Lewis, writing on May 5, 1805, in northeastern Montana, described the coyote in these terms: the small woolf or burrowing dog of the prairies are the inhabitants almost invariably of the open plains; they usually ascociate in bands of ten or twelve sometimes more and burrow near some pass or place much frequented by game; not being able alone to take deer or goat they are rarely ever found alone but hunt in bands; they frequently watch and seize their prey near their burrows; in these burrows they raise their young and to them they also resort when pursued; when a person approaches them they frequently bark, their note being precisely that of the small dog. the hair and fur also resembles the fox tho' is much coarser and inferior. the eye of a deep sea green colour small and piercing.they are of an intermediate size between that of the fox and dog, very active fleet and delicately formed; the ears large erect and pointed the head long and pointed more like that of the fox; tale long; . their tallons [claws] are reather longer than those of the ordinary wolf or that common to the atlantic states, none of which are to be found in this quarter, nor I believe above the river Plat.The animal was especially respected in Mesoamerican cosmology as a symbol of military might.After the European colonization of the Americas, it was reviled in Anglo-American culture as a cowardly and untrustworthy animal.The hair's predominant color is light gray and red or fulvous, interspersed around the body with black and white.

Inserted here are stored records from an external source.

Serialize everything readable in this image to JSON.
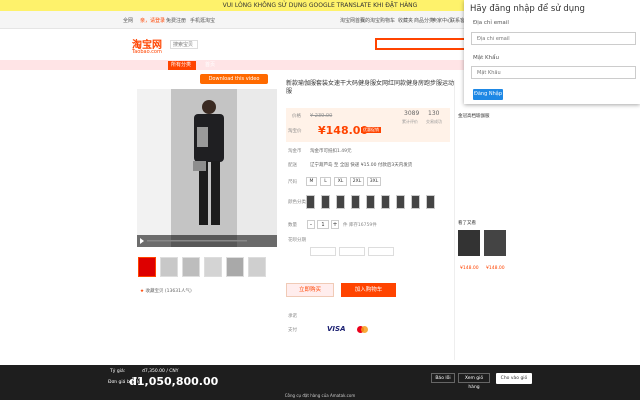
{
  "notice": "VUI LÒNG KHÔNG SỬ DỤNG GOOGLE TRANSLATE KHI ĐẶT HÀNG",
  "topbar": {
    "left": [
      "全网",
      "亲，请登录",
      "免费注册",
      "手机逛淘宝"
    ],
    "right": [
      "淘宝网首页",
      "我的淘宝",
      "购物车",
      "收藏夹",
      "商品分类",
      "卖家中心",
      "联系客服",
      "网站导航"
    ]
  },
  "logo": {
    "main": "淘宝网",
    "sub": "Taobao.com",
    "shop_select": "搜索宝贝"
  },
  "nav": {
    "category": "所有分类",
    "home": "首页"
  },
  "download_video": "Download this video",
  "product": {
    "title": "新款瑜伽服套装女速干大码健身服女网红同款健身房跑步服运动服",
    "original_price_label": "价格",
    "original_price": "¥ 239.00",
    "price_label": "淘宝价",
    "price": "¥148.00",
    "price_tag": "优惠促销",
    "stats": [
      {
        "num": "3089",
        "label": "累计评价"
      },
      {
        "num": "130",
        "label": "交易成功"
      }
    ],
    "promo_label": "淘金币",
    "promo_text": "淘金币可抵扣1.49元",
    "shipping_label": "配送",
    "shipping_text": "辽宁葫芦岛 至 全国 快递 ¥15.00 付款后3天内发货",
    "size_label": "尺码",
    "sizes": [
      "M",
      "L",
      "XL",
      "2XL",
      "3XL"
    ],
    "color_label": "颜色分类",
    "quantity_label": "数量",
    "quantity": "1",
    "stock_text": "件 库存16759件",
    "service_label": "花呗分期",
    "buy_now": "立即购买",
    "add_cart": "加入购物车",
    "promise_label": "承诺",
    "payment_label": "支付",
    "payment_visa": "VISA",
    "favorite": "收藏宝贝 (13631人气)"
  },
  "login": {
    "title": "Hãy đăng nhập để sử dụng",
    "email_label": "Địa chỉ email",
    "email_placeholder": "Địa chỉ email",
    "password_label": "Mật Khẩu",
    "password_placeholder": "Mật Khẩu",
    "button": "Đăng Nhập"
  },
  "right_panel": {
    "seller": "金冠高档瑜伽服",
    "see_also": "看了又看",
    "prices": [
      "¥148.00",
      "¥148.00"
    ]
  },
  "bottom": {
    "rate_label": "Tỷ giá:",
    "rate_value": "đ7,350.00 / CNY",
    "price_label": "Đơn giá bán lẻ:",
    "price_vnd": "đ1,050,800.00",
    "warn_button": "Báo lỗi",
    "cart_button": "Xem giỏ hàng",
    "add_button": "Cho vào giỏ",
    "footer": "Công cụ đặt hàng của Amatak.com"
  },
  "colors": {
    "brand": "#ff4400",
    "login_button": "#1e88e5",
    "notice_bg": "#fef26b"
  }
}
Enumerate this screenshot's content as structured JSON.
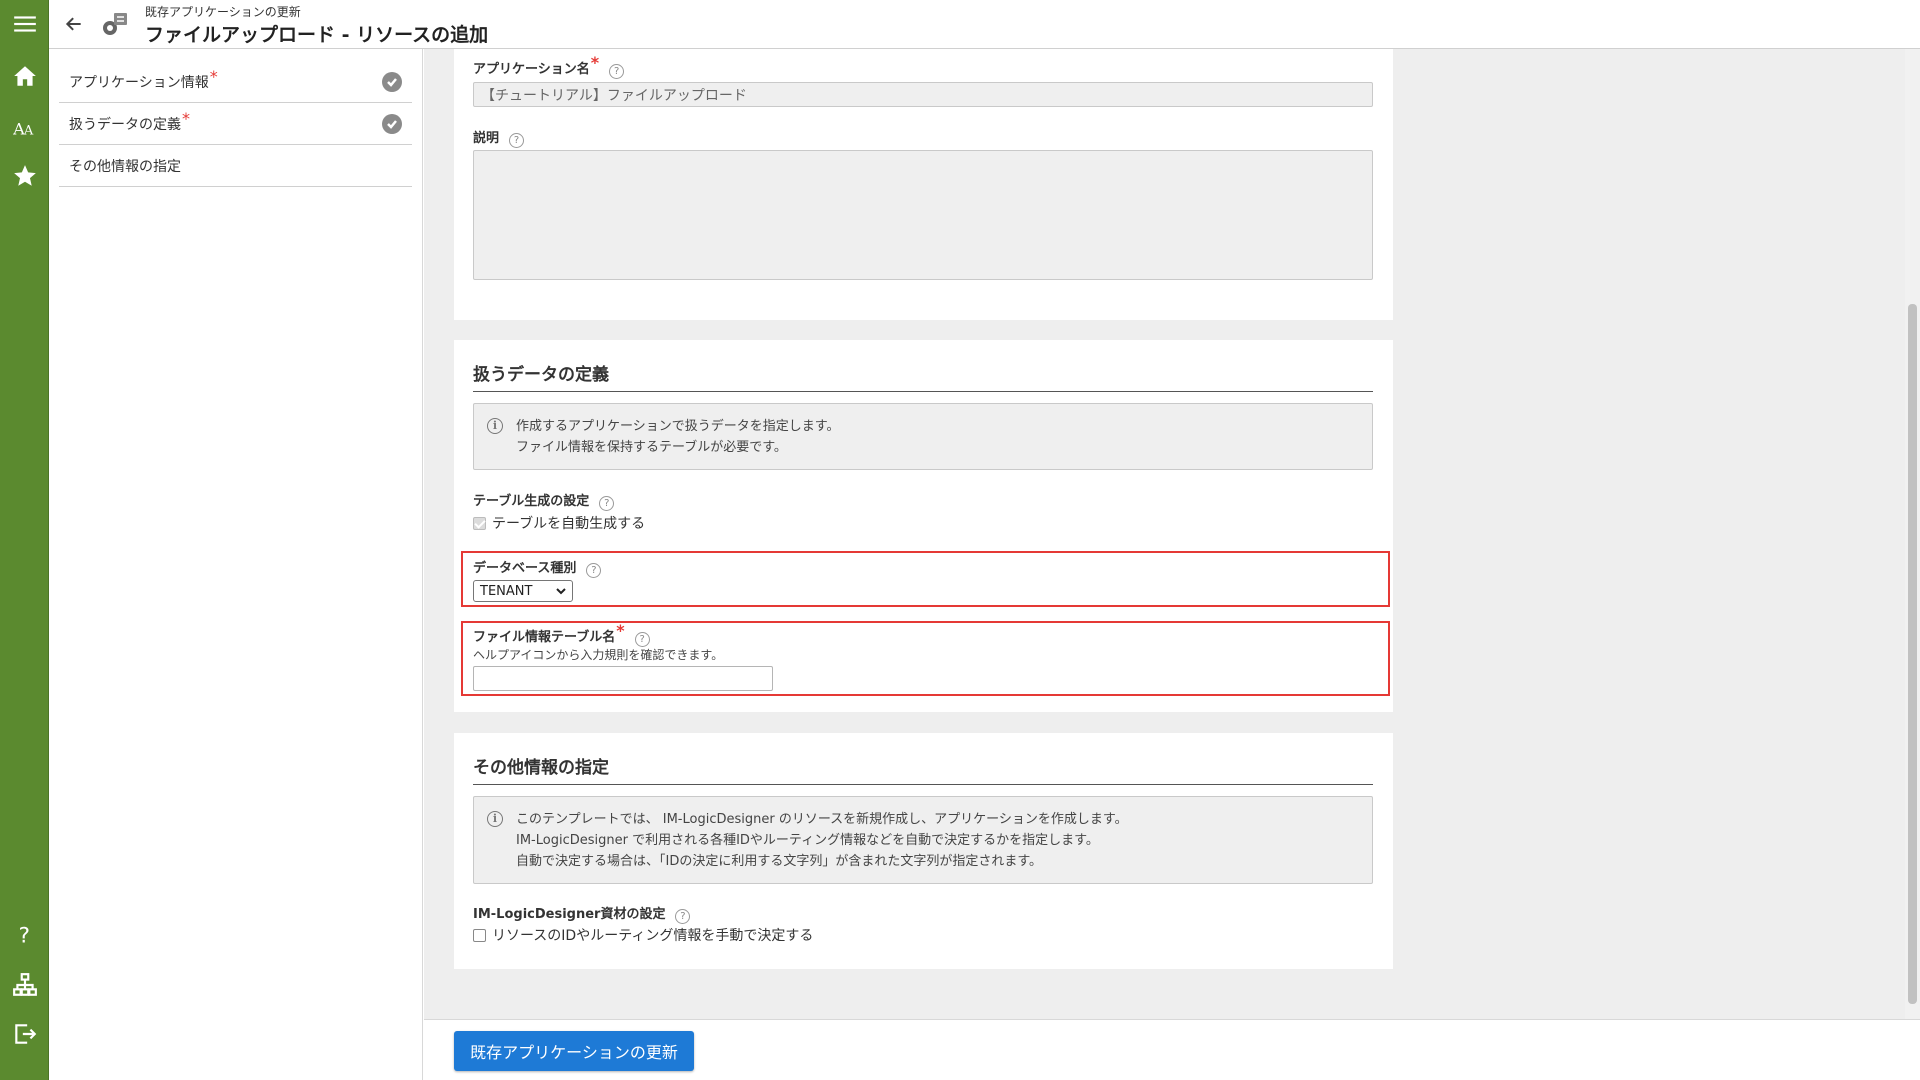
{
  "header": {
    "subtitle": "既存アプリケーションの更新",
    "title": "ファイルアップロード - リソースの追加"
  },
  "rail": {
    "icons": [
      "menu-icon",
      "home-icon",
      "font-icon",
      "star-icon",
      "help-icon",
      "sitemap-icon",
      "logout-icon"
    ]
  },
  "sidenav": {
    "items": [
      {
        "label": "アプリケーション情報",
        "required": "*",
        "completed": true
      },
      {
        "label": "扱うデータの定義",
        "required": "*",
        "completed": true
      },
      {
        "label": "その他情報の指定",
        "required": "",
        "completed": false
      }
    ]
  },
  "app_info": {
    "name_label": "アプリケーション名",
    "required_mark": "*",
    "name_value": "【チュートリアル】ファイルアップロード",
    "description_label": "説明",
    "description_value": ""
  },
  "data_def": {
    "section_title": "扱うデータの定義",
    "info_line1": "作成するアプリケーションで扱うデータを指定します。",
    "info_line2": "ファイル情報を保持するテーブルが必要です。",
    "table_gen_label": "テーブル生成の設定",
    "auto_gen_label": "テーブルを自動生成する",
    "db_type_label": "データベース種別",
    "db_type_value": "TENANT",
    "file_table_label": "ファイル情報テーブル名",
    "required_mark": "*",
    "file_table_hint": "ヘルプアイコンから入力規則を確認できます。",
    "file_table_value": ""
  },
  "other_info": {
    "section_title": "その他情報の指定",
    "info_line1": "このテンプレートでは、 IM-LogicDesigner のリソースを新規作成し、アプリケーションを作成します。",
    "info_line2": "IM-LogicDesigner で利用される各種IDやルーティング情報などを自動で決定するかを指定します。",
    "info_line3": "自動で決定する場合は、「IDの決定に利用する文字列」が含まれた文字列が指定されます。",
    "logic_label": "IM-LogicDesigner資材の設定",
    "manual_label": "リソースのIDやルーティング情報を手動で決定する"
  },
  "footer": {
    "submit_label": "既存アプリケーションの更新"
  },
  "colors": {
    "rail": "#5b8a2f",
    "primary": "#1e7ad6",
    "highlight": "#e53935",
    "required": "#e53935"
  }
}
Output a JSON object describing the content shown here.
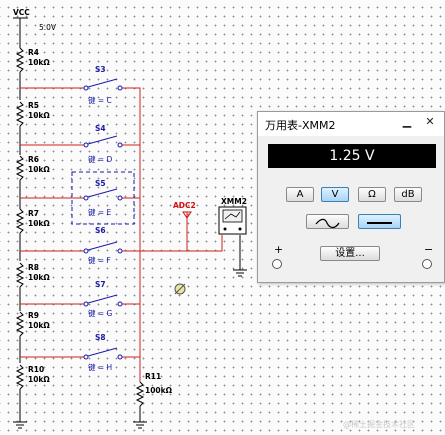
{
  "schematic": {
    "vcc_label": "VCC",
    "vcc_value": "5.0V",
    "resistors": [
      {
        "name": "R4",
        "value": "10kΩ"
      },
      {
        "name": "R5",
        "value": "10kΩ"
      },
      {
        "name": "R6",
        "value": "10kΩ"
      },
      {
        "name": "R7",
        "value": "10kΩ"
      },
      {
        "name": "R8",
        "value": "10kΩ"
      },
      {
        "name": "R9",
        "value": "10kΩ"
      },
      {
        "name": "R10",
        "value": "10kΩ"
      },
      {
        "name": "R11",
        "value": "100kΩ"
      }
    ],
    "switches": [
      {
        "name": "S3",
        "key": "键 = C"
      },
      {
        "name": "S4",
        "key": "键 = D"
      },
      {
        "name": "S5",
        "key": "键 = E"
      },
      {
        "name": "S6",
        "key": "键 = F"
      },
      {
        "name": "S7",
        "key": "键 = G"
      },
      {
        "name": "S8",
        "key": "键 = H"
      }
    ],
    "probe_label": "ADC2",
    "meter_label": "XMM2",
    "watermark": "@稀土掘金技术社区"
  },
  "multimeter": {
    "title": "万用表-XMM2",
    "reading": "1.25 V",
    "mode_buttons": [
      "A",
      "V",
      "Ω",
      "dB"
    ],
    "active_mode": "V",
    "waveform_buttons": [
      "ac-wave-icon",
      "dc-line-icon"
    ],
    "active_waveform": "dc-line-icon",
    "settings_label": "设置...",
    "plus_label": "+",
    "minus_label": "−",
    "window_buttons": [
      "minimize-icon",
      "close-icon"
    ]
  }
}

Coyotes living at high elevations tend to have more black and gray shades than their desert-dwelling counterparts, which are more fulvous or whitish-gray.

Another account from the early 1800s in Edwards County mentioned wolves howling at night, though these were likely coyotes.

This species was encountered several times during the Lewis and Clark Expedition (1804–1806), though it was already well known to European traders on the upper Missouri.

This is further corroborated by the coyote's sagittal crest, which is low or totally flattened, thus indicating a weaker bite than the wolf's.

The coyote is not a specialized carnivore as the wolf is, as shown by the larger chewing surfaces on the molars, reflecting the species' relative dependence on vegetable matter.

In early post-Columbian historical records, distinguishing between coyotes and wolves is often difficult.